Brett’s Friday Blog Post


Is minimalism the cure for materialistic misery?

I’ve been watching a few videos recently from “The Minimalists” — a couple of friends who’ve made a career out of promoting a lifestyle of less clutter. “Minimalism” has become a bit of a movement to not only live with less stuff, but to declutter every part of your life (digital clutter, calendar clutter, etc.). They make some great points, but I find it ironic that they’ve produced 5 books, 2 documentaries & so much redundant digital content that it seems to contradict their basic idea! So much of it is…unnecessary. From what I’ve seen, it seems to be a pretty basic TED-talk about living meaningful lives with less–only acquiring & holding on to things that truly bring value to living.

Both of these men by their 20’s were professionals making a good money & buying things they came to realize they didn’t need. They were in debt & unhappy. One of the men, after his mother’s death & own divorce, decided to adopt a minimalist lifestyle, moving into a smaller home, & soon helped his friend do the same. Their evangelistic fervor for helping people scale down their materialistic tendencies is commendable. They point out that we’ve been sold the lie that you can buy your way to happiness. Yet people are miserable, with a void in their lives. They try to fill it with purchases, but it’s never enough. We wander through Costcos, Home Depots, & click endlessly through Amazon to get the best Prime Day deals. We could be freer if we got rid of the excess & lived more simply. Amen! 

It’s just a shame that they’re doing it from a secular viewpoint, while missing that real meaning in life is found only in God. Shouldn’t the ones promoting this the most be Christians? We follow the One who said, “You cannot serve God and mammon [money & material things]” (Matthew. 6:24). Jesus was teaching long ago not to be greedy, envious, & materialistic.
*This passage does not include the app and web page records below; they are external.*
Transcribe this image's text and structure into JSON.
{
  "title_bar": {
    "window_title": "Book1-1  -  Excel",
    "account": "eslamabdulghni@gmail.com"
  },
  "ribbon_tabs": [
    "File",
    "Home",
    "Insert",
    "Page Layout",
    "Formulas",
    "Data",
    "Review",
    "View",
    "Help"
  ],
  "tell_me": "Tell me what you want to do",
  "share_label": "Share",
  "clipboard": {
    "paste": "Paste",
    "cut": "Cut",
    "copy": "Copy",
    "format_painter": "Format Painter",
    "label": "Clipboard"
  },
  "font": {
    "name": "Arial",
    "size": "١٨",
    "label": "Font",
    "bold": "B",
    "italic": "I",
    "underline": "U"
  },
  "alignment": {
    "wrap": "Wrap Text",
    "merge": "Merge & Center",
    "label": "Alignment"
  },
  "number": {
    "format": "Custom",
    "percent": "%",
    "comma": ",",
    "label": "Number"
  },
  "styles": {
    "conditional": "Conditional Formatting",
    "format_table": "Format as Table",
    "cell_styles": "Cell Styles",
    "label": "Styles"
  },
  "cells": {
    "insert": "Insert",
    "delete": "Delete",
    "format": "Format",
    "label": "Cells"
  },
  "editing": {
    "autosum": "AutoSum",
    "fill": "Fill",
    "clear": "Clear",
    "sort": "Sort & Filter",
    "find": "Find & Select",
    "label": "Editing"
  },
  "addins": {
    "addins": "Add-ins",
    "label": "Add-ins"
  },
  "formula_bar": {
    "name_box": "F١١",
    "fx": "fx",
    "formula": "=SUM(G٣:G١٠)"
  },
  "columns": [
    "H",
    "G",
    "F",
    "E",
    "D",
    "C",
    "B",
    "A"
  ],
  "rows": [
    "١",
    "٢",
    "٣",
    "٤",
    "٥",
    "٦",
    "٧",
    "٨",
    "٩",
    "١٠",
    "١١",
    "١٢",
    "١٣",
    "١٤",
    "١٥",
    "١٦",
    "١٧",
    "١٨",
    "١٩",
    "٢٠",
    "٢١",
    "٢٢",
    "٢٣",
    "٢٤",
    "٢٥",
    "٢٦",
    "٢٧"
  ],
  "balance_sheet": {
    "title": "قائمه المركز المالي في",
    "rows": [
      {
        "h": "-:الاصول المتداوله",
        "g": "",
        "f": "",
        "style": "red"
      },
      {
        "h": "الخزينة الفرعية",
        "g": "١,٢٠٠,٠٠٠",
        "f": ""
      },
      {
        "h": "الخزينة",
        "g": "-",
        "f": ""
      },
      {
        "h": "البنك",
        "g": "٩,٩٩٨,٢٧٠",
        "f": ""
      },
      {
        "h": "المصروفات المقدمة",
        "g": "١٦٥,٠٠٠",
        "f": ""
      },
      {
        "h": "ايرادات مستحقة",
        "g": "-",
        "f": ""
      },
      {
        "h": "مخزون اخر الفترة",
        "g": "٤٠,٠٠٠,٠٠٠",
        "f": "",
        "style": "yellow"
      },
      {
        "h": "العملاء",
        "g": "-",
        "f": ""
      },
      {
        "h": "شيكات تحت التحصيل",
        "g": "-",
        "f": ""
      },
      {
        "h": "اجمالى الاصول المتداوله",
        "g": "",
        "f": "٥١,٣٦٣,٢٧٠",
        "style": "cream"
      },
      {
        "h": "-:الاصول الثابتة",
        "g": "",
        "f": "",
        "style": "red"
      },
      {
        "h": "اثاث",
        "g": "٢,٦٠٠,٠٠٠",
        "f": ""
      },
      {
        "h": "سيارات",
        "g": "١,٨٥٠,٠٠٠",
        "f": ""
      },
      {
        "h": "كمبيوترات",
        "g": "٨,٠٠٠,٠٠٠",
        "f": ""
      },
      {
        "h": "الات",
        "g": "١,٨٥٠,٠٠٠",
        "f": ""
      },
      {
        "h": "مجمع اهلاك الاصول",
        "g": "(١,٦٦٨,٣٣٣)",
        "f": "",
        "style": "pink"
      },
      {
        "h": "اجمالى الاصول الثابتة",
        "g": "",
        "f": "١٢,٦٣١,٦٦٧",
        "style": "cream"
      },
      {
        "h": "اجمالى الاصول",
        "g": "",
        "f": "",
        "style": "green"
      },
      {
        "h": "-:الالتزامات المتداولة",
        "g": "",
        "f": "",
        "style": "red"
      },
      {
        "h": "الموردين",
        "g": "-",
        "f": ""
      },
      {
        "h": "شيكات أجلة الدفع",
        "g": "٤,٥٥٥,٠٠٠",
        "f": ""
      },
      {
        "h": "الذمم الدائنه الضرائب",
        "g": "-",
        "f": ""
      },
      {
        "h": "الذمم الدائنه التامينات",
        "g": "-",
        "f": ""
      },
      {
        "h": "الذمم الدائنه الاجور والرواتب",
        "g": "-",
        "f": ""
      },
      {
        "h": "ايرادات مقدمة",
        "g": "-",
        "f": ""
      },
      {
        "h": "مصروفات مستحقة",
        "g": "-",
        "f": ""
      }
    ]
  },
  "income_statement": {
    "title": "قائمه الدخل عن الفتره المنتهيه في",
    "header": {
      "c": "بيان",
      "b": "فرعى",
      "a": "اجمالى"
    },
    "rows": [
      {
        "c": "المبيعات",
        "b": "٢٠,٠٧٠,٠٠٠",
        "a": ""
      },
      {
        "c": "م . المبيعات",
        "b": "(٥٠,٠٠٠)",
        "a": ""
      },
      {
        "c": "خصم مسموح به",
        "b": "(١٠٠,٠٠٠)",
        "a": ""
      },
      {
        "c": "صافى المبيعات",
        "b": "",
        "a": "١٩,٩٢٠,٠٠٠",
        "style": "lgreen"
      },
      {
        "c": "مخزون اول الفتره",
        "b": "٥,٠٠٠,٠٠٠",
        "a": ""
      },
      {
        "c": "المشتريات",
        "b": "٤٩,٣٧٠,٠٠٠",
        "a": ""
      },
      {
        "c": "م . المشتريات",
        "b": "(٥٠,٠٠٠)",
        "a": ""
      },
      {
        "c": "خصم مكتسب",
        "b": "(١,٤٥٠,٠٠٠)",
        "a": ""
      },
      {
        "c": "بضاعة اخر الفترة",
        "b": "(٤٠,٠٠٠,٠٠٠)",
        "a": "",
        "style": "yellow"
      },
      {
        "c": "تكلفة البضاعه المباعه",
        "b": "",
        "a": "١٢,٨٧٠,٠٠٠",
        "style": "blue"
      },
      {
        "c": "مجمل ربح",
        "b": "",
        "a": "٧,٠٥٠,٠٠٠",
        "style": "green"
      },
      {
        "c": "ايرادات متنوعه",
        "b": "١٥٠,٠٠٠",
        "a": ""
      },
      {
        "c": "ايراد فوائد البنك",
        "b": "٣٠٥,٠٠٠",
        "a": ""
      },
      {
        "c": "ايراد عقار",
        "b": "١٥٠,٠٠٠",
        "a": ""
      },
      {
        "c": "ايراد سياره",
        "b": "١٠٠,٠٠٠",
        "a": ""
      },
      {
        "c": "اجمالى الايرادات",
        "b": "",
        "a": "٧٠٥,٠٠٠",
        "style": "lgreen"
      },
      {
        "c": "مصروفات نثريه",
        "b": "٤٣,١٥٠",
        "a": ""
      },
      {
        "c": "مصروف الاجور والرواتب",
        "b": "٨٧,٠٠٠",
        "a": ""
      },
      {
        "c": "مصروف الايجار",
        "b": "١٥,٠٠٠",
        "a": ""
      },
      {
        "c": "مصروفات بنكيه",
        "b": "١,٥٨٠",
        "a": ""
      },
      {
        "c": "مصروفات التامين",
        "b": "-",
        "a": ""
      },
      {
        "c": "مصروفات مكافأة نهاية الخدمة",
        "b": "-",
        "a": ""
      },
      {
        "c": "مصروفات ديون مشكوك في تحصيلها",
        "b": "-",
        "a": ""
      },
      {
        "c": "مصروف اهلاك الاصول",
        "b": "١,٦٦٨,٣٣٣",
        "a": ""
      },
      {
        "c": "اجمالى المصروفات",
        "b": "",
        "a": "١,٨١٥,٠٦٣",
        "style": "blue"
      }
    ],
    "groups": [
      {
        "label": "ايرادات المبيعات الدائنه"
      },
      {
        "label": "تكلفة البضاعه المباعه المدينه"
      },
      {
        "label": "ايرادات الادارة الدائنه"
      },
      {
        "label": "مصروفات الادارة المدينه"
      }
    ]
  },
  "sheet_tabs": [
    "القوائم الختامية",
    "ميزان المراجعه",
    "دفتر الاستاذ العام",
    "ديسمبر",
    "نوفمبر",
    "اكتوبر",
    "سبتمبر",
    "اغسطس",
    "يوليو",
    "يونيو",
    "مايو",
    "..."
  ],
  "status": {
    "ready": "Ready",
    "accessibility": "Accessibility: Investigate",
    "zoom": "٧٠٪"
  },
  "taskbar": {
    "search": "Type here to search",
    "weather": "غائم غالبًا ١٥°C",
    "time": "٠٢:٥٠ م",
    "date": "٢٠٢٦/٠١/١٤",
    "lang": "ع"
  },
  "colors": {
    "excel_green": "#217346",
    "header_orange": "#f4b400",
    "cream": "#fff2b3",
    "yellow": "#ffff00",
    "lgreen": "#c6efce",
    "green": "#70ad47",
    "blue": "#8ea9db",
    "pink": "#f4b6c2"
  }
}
Don’t hoard, & be content with what you have. Trust God to meet your basic needs. Don’t wear yourself out to pursue worldly wealth, He said: “Take care, and be on your guard against all covetousness, for one’s life does not consist in the abundance of his possessions” (Luke 12:15). Yet, a significant portion of Christians subscribe to the “prosperity gospel” promoted by celebrity sermonizers & megachurch millionaires.

Jesus told a story about a businessman who began stockpiling for his future security. The world would call him a shrewd investor. Jesus calls him a fool because he would lose it all upon his unexpected death. The man had a lot of stuff but wasn’t “rich toward God.” If you put your trust in wealth your security is built on something that can be snatched away at any moment. It’s a delusional false security.  

Most never think of themselves as rich–but I guess it depends on who you’re comparing yourself to. There’s no definitive measure for what “rich” is. This is a heart issue–a matter of attitude more than amount. The scales by which you measure wealth need to be recalibrated to reality. What this world calls wealth is ultimately garbage to be burned up. It’s all going to dissolve one day. Only what’s done for & given to God will last. That’s what it means to be “rich toward God.” 

For most of us, surely there are ways we can become minimalists. Go ahead & declutter your closet & basement. Clear out the bric a brac. Empty the storage bin. Donate the stuff you don’t use. Cut down on frivolous spending. Eschew consumerism. Ignore advertising. But finding happiness, peace & purpose won’t come just from just tidying up & doing without. Minimalism isn’t a cure all. We always find new idols to pursue. There’s still a void that only God Himself can fill. When we put Him first, then we recognize that He’s the owner, & we’re just the stewards of His stuff. So how would He have me manage it? I want to invest in what really matters & what eternally lasts. The real treasure is yet to come.